__Exercise instructions__
The lines to copy are those in the records below that hold the word "Ecuador".
START Task data
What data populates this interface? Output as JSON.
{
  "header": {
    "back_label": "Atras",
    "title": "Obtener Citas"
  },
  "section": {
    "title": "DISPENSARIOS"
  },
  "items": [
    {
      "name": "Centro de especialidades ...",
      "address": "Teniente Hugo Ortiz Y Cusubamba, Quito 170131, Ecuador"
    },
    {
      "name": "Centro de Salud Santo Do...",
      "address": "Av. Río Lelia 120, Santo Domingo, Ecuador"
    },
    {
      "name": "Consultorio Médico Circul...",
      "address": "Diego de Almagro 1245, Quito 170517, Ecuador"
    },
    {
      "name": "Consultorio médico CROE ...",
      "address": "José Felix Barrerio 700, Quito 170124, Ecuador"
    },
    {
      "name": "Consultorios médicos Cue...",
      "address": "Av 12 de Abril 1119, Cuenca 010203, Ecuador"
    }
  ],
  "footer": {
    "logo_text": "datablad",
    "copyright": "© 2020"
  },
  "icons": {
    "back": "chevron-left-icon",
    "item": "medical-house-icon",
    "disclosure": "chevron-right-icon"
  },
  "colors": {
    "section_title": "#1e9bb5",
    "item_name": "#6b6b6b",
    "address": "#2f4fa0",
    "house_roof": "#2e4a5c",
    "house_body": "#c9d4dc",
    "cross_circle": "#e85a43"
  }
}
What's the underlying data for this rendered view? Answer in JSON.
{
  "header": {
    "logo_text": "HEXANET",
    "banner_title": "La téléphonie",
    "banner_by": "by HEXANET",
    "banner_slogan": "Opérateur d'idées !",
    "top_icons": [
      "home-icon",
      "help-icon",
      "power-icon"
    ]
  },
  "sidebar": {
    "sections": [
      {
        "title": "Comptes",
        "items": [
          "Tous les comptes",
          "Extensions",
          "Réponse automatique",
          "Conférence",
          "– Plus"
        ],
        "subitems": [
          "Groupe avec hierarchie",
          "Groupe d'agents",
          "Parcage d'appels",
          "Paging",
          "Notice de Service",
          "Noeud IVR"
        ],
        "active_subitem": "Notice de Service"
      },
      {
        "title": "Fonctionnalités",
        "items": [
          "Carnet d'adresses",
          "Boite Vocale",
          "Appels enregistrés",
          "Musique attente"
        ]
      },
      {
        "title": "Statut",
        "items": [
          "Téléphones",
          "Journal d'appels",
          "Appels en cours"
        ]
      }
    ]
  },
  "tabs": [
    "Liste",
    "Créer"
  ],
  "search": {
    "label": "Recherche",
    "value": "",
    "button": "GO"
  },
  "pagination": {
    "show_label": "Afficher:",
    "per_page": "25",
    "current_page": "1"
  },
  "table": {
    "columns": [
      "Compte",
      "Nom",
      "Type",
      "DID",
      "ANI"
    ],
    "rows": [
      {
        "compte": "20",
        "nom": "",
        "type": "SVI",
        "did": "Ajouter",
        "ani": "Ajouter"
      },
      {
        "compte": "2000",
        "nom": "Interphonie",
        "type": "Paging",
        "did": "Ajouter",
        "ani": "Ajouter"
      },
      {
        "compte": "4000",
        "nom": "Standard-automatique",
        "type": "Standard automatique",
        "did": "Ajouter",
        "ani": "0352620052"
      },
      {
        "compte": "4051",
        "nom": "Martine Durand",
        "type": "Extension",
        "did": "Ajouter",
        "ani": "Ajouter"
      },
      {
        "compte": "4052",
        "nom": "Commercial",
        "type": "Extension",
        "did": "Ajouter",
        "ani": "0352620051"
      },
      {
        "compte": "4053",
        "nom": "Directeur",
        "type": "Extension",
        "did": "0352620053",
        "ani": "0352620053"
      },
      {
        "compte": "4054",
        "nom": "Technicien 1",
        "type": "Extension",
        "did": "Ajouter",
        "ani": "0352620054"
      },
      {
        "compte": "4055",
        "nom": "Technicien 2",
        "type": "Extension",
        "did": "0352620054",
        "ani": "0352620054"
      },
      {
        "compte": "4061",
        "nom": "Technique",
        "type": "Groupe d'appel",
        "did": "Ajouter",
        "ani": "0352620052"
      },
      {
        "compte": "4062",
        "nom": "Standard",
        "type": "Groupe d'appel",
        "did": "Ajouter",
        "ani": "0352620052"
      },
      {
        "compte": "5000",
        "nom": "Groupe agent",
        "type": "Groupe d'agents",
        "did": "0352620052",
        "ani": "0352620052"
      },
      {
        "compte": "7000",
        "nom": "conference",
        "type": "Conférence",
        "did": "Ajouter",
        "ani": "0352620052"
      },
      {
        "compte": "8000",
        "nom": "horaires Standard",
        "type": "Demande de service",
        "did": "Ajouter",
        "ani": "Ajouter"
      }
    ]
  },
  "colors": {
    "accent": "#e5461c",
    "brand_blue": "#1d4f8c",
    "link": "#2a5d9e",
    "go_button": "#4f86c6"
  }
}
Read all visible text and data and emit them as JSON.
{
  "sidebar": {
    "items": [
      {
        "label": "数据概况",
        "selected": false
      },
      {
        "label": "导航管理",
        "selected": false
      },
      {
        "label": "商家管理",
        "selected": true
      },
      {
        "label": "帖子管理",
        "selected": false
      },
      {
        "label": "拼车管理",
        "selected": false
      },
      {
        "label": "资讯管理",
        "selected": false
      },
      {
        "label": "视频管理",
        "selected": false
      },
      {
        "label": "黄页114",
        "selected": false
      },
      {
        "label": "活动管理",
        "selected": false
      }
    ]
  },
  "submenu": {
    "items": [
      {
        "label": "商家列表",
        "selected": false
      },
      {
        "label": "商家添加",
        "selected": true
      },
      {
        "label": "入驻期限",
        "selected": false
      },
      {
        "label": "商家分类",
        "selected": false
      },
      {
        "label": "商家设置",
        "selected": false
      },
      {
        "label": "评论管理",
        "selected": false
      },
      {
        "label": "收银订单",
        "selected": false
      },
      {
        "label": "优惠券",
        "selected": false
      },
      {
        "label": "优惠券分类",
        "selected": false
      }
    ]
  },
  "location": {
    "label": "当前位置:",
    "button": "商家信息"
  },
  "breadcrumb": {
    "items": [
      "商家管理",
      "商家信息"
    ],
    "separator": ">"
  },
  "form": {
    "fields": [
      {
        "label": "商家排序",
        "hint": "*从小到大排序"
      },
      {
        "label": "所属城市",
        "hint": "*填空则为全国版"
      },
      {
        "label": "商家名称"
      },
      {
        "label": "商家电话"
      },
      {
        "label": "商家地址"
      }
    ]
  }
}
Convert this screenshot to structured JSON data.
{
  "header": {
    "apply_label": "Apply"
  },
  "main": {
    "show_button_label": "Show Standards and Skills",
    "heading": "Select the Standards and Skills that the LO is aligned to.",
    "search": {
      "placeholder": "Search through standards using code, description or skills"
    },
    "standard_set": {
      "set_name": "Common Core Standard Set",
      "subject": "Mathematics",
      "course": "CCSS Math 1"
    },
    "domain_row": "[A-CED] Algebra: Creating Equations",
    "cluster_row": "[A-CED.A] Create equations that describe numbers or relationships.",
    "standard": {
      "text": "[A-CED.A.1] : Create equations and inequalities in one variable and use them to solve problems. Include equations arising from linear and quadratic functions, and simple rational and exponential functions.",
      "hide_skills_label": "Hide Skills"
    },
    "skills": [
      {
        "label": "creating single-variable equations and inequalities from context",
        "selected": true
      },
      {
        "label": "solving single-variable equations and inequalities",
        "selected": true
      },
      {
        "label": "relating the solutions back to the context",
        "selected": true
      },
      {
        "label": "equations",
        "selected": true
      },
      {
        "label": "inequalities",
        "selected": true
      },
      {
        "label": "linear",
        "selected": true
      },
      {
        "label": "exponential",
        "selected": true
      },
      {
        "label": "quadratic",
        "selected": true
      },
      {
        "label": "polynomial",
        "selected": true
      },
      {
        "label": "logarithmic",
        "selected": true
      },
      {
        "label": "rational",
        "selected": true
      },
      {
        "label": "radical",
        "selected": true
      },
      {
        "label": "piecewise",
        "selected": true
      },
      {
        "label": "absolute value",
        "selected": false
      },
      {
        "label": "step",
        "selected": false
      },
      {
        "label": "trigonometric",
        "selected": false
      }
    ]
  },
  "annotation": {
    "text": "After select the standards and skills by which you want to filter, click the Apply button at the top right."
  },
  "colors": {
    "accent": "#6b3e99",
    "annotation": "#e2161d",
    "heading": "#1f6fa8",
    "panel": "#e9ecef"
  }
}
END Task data
__Result of the task__
      "address": "Teniente Hugo Ortiz Y Cusubamba, Quito 170131, Ecuador"
      "address": "Av. Río Lelia 120, Santo Domingo, Ecuador"
      "address": "Diego de Almagro 1245, Quito 170517, Ecuador"
      "address": "José Felix Barrerio 700, Quito 170124, Ecuador"
      "address": "Av 12 de Abril 1119, Cuenca 010203, Ecuador"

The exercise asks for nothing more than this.